    * Five years ago to coincide with 24 Hour Party People Granada put out That Tony Wilson, an hour-long documentary that gave his life a localised slant, including this summation of his musical television work. On the same film subject, he showed up at the Cannes premiere press conference alongside all sorts of connected reprobates. Dubbed into French, unfortunately.
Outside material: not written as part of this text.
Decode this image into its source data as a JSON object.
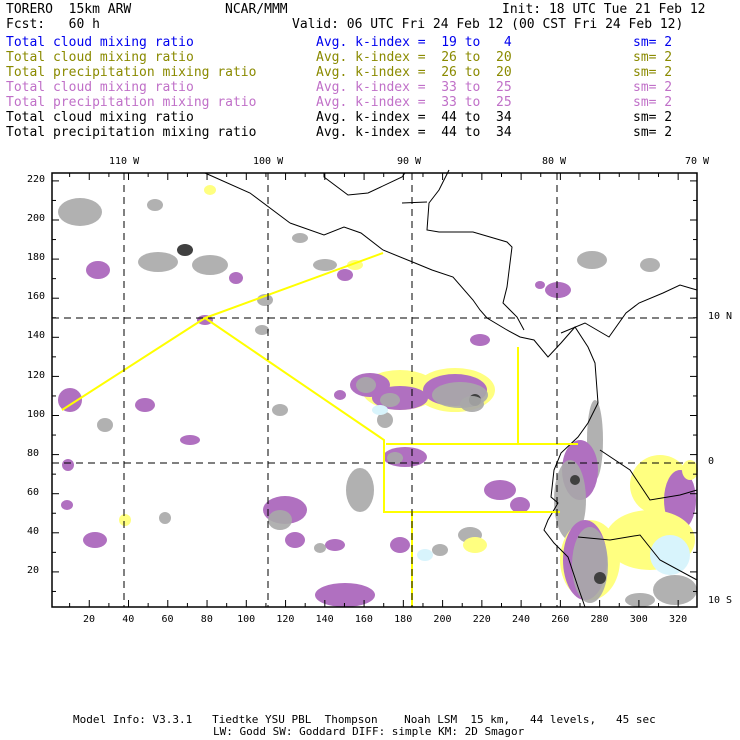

    * He kept himself busy long after his diagnosis, organising June's New York leg of In The City, associate producing the Ian Curtis film Control and holding court at a digital rights conference. That was mostly why he was at Coachella in April, although he also found time to introduce the Happy Mondays onstage. He continued presenting the BBC North West Politics Show opt-out into May, even if he was sometimes forgetful, and made his last known television appearance on North West Tonight in July discussing the problems funding the drug that could have prolonged his life.

    Thursday, August 09, 2007

    Simon - de Montfort

    All this time and that title had never occured to us before.

    So we're off for the next few days to Summer Sundae festival almost just down the road, as previewed on Corporate Anthems over the past three days, and preceded by a Fringe Festival Warm-Up show we'll be reporting back from in the other places we report back to. Don't forget, should you see us in the area come up to us and say "you are Kolly Kibber and I claim my five pounds". You might like to catch up with our reports back from De Montfort Hall and Gardens from 2005 (Friday, Saturday, Sunday) and 2006 (Friday, Saturday, Sunday). Who knows what'll happen, although it's fair to say little will be as chaotically magnificent as British Sea Power's Ursine Ultra-aided go at traditional set closer Rock In A two years ago:

    This means the weekend business is put on hold again, but if you can't live without knowing what's out on Monday 13th here's a quick look. Necessarily quick because the record labels of the nation have obligingly arranged for next to bugger all of interest to be released. Seriously, BPI, you didn't have to. Only two new long players are really worth your time, the better being the debut by Monster Bobby, a "musical activist" of the Brighton scene whose club nights and promotions helped launch many a local band into the indie stratosphere (including the aforementioned BSP) before deciding he might as well have a go himself and instigating the Pipettes, who are conspicuously not mentioned in any of the official press (although Hugh from the Kooks' delightful description of him as "a bit of a spazzer" is) for Gaps, which resembles the sort of overloaded offbeat yearnsome electropop that might occur should the Field Mice/Trembling Blue Stars' Bob Wratten have an album produced by Delia Derbyshire. See what we mean from Spin's free mp3 giveaway of Beyond The Reach of Arms. If Bob Wratten and Isobel Campbell had got together they might have sounded like Monkey Swallows The Universe's The Casket Letters, wherein the occasional Long Blondes, Camera Obscura and Richard Hawley support make like lyrically twisted, further minded elder siblings of Sarah Records refugees. Definitely one for the Obscuraites. Singles? Again, slim pickings, including weaker than usual comebacks for Super Furry Animals (Show Your Hand) and Rilo Kiley (The Moneymaker) and Kanye West's latest grower Stronger, but mostly a limited edition 7" debut from The Hatcham Social, the Tim Burgess-produced Till The Dawn/Penelope sounding like C86 Primal Scream on Postcard Records with the tweeness surgically removed.